And yes: inclusion is more than metrics and numbers, just like ethics and compliance is more than metrics and numbers.
But it sure isn’t less than metrics and numbers, because metrics and numbers—though incomplete on their own—drive accountability, especially when they are monitored by a Board of Directors. And that is doubly true when they are monitored in alongside metrics of the Board's oversight liability; it frames them as a priority instead of a nice-to-have.
This is our first practical thing.
#2: Use your budget to support compliance businesses and firms owned by people of color.
Second, another big asset you have as a compliance officer is your authority to spend money. So our second practical thing is to use that money to support law firms and consultancies and businesses that are owned by people of color. While our first practical thing helps you advance inclusion at your company, this helps you advance it within the broader compliance ecosystem.
Practically, this means taking steps to actively seek these companies out when you do not have a need. This is because when you do have a need, you are most likely to fall back on your existing network, and odds are they are going to look like you.
We all do this, because this is the regular way the human brain works: we like shortcuts and we hate having too many options, so we just want to get it done and move on and that means calling whomever we already know. The net effect is to exclude people of color who are not already in our networks. You aren’t intending to do it, but that’s not really the point—it happens anyway.
Reaching out now is a way to be deliberate about this. You learn about what they do for when you have a need, and you have someone to refer your friends to when they have a need.
How do you do this? Be active on LinkedIn and go to events where you can meet new people who aren't already in your network. (Trust me, I'm mega introverted—you can do it, and a lot of it is just being open to connections.)
To get you started, here are five firms and consultancies that you can reach out to right now, along with their sites (if we knew that they had one) and their services:
Services: Program design, due diligence/supply chain management, Code/policy development, risk assessment/mitigation plans, training and engagement, internal investigations.

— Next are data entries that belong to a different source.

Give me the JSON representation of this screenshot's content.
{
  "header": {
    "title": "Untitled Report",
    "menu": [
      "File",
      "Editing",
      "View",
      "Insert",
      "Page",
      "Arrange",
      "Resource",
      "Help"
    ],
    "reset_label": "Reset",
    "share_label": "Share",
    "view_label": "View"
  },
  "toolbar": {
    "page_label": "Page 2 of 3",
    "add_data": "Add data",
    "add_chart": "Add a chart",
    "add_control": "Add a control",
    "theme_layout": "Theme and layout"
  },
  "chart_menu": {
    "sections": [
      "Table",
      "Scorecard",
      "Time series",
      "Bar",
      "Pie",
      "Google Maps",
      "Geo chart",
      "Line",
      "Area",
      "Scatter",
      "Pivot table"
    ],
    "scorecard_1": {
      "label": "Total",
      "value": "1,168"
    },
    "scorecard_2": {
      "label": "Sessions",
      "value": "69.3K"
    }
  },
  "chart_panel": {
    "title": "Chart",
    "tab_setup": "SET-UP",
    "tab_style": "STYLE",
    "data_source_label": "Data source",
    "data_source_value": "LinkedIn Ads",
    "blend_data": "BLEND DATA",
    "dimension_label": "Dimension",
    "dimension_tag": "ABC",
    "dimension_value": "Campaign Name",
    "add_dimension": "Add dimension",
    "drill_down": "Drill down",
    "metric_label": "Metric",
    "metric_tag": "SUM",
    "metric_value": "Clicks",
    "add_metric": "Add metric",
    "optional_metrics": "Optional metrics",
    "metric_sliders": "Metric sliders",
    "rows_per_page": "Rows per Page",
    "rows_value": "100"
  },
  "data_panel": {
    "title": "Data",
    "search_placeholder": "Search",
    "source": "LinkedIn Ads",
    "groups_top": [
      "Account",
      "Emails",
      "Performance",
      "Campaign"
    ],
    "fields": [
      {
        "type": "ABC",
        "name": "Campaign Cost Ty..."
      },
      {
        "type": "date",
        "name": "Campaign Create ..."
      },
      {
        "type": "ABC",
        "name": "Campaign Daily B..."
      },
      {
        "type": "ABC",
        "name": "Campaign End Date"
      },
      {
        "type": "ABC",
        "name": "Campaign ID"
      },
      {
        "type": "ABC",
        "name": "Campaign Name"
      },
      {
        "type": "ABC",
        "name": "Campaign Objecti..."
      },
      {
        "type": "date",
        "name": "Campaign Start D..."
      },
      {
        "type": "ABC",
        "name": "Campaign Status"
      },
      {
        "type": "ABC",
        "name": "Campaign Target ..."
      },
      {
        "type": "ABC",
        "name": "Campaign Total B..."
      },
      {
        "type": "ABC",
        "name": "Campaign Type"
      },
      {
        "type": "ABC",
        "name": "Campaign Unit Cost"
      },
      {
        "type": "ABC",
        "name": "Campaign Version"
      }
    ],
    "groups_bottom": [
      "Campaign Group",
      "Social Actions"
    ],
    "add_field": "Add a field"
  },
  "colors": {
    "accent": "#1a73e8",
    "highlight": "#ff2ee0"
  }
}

Follow Asha Palmer, its founder, here on LinkedIn. She was formerly at the Department of Justice and in-house compliance for US and Emirati companies in the United Arab Emirates.
Services: Program design, program assessment/evaluation, training, communication and branding.
Follow Nichole Pitts, its founder, here on LinkedIn. She was formerly in-house compliance in the US and France, including being in charge of international compliance for Louis Berger.
The Intuitive CCO (USA)
Services: Coaching and training of female compliance leaders to magnify impact and influence business.
Follow Gaye Montgomery, its founder, here on LinkedIn. She was formerly the Head of the Global Compliance Practice group at Altria.
Services: Consulting, focused on financial services industry.
Follow and connect with Iris Neely, its founder, here on LinkedIn. She was formerly in-house at multiple banks including JP Morgan and Citi.
ParaMetric Global Consulting (UK)
Services: Consulting, training, speaking.
Follow and connect with Lloydette Bai-Marrow, its founder, here on LinkedIn. She was formerly with the Crown Prosecution Service and Serious Fraud Office.
This is obviously a very partial and incomplete list, and I went back and forth on whether to add commentary—we know some of these women quite well—but they don't need our endorsement and I didn't want to detract from their work with a clumsy blurb.
Their work speaks for itself, on its own terms, as you'll see when you click through. If you do nothing else today, do that. It's a place to start.